Thirty years ago today--on January 19, 1991--Poison played the Pacific Coliseum. The L.A. glam/hair-metal band was touring behind its Flesh & Blood album, which has gone on to sell over seven-million copies worldwide.
Maybe you were there?
To jog your memory, here's my review, originally published in the January 24, 1991, issue of the Georgia Straight:
There was good news and bad news going into last Saturday’s (January 19) Poison gig at the Coliseum. The good news was that the originally scheduled opening act—the cheesy and childish Warrant—was being replaced by the slightly more impressive Don Dokken Band.
The bad news was that Poison was still headlining.
That’s only my opinion, of course. The 10,000 or so Poison fans that crowded into the ol’ hockey rink seemed more than happy to see the Kings of L.A. Glam Rock in the flesh. And they weren’t all 15, female, and frothing over the apparent cuteness of lead singer Brett Michaels. A lot of them actually appeared to be enjoying the band’s vacuous array of tunes.
After witnessing the genuine, unbridled fury of AC/DC a week prior, the sight of a thousand fists pounding air to the bubble-gum strains of “Unskinny Bop” was a sad one indeed. When the band launched into its lame version of “Your Mama Don’t Dance”, it was clear the band would be out-rocked by Loggins and Messina!
“Let’s have a hand for Bruce Fairbairn!” commanded Michaels, referring to the Vancouver-based producer of the band’s latest multi-platinum release, Flesh and Blood. “He’s put out some great albums!” claimed the blond bombshell, obviously referring to Aerosmith’s Pump or Permanent Vacation.
Or maybe to his own.
To Poison’s credit, the group did get these toes tapping in a whimsical fashion during a couple of ’50s-style boogie numbers, and the band’s best tune, “Fallen Angel”, scored points for catchy arranging. But I couldn’t for the life of me see what all the fuss is over the band’s latest “power ballad”, “Something to Believe In”. It’s supposed to be one of their more deep, sensitive cuts, but only strikes me as awkward and contrived. A thousand songwriters in this town alone could do better.
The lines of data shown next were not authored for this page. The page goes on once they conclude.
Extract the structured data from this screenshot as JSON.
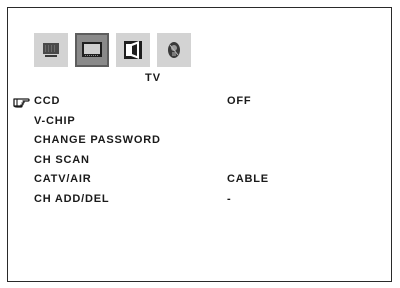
{
  "menu": {
    "title": "TV",
    "icons": [
      {
        "name": "picture-icon",
        "selected": false
      },
      {
        "name": "tv-icon",
        "selected": true
      },
      {
        "name": "speaker-icon",
        "selected": false
      },
      {
        "name": "setup-icon",
        "selected": false
      }
    ],
    "items": [
      {
        "label": "CCD",
        "value": "OFF"
      },
      {
        "label": "V-CHIP",
        "value": ""
      },
      {
        "label": "CHANGE PASSWORD",
        "value": ""
      },
      {
        "label": "CH SCAN",
        "value": ""
      },
      {
        "label": "CATV/AIR",
        "value": "CABLE"
      },
      {
        "label": "CH ADD/DEL",
        "value": "-"
      }
    ],
    "selected_index": 0
  },
  "colors": {
    "tab_bg": "#d3d3d3",
    "tab_selected_bg": "#8a8a8a",
    "text": "#1a1a1a"
  }
}
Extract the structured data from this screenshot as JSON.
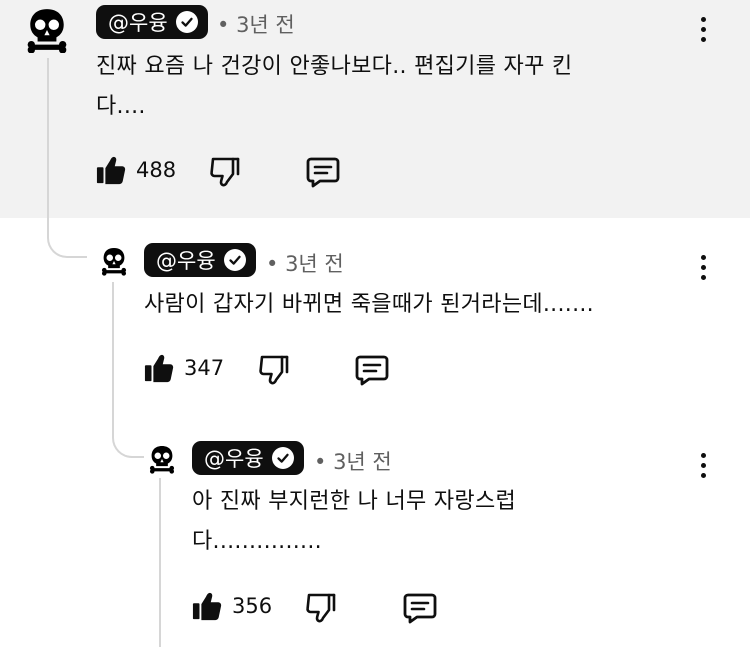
{
  "comments": [
    {
      "handle": "@우융",
      "time": "3년 전",
      "text_line1": "진짜 요즘 나 건강이 안좋나보다.. 편집기를 자꾸 킨",
      "text_line2": "다....",
      "likes": "488"
    },
    {
      "handle": "@우융",
      "time": "3년 전",
      "text_line1": "사람이 갑자기 바뀌면 죽을때가 된거라는데.......",
      "likes": "347"
    },
    {
      "handle": "@우융",
      "time": "3년 전",
      "text_line1": "아 진짜 부지런한 나 너무 자랑스럽",
      "text_line2": "다...............",
      "likes": "356"
    }
  ],
  "icons": {
    "avatar": "skull-avatar-icon",
    "verified": "checkmark-badge-icon",
    "like": "thumbs-up-icon",
    "dislike": "thumbs-down-icon",
    "reply": "reply-comment-icon",
    "menu": "more-vertical-icon"
  }
}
Michaels took time out during the band’s relatively short (one hour and 15 minute) set to invite the masses over to Club Soda for a drink after the show, apparently unaware that the nightspot doesn’t seat 10,000. But the band did show up at the Homer Street venue and played a bit before Michaels got in an altercation with one of the patrons, who reportedly threw something at him.
It must have been my evil twin.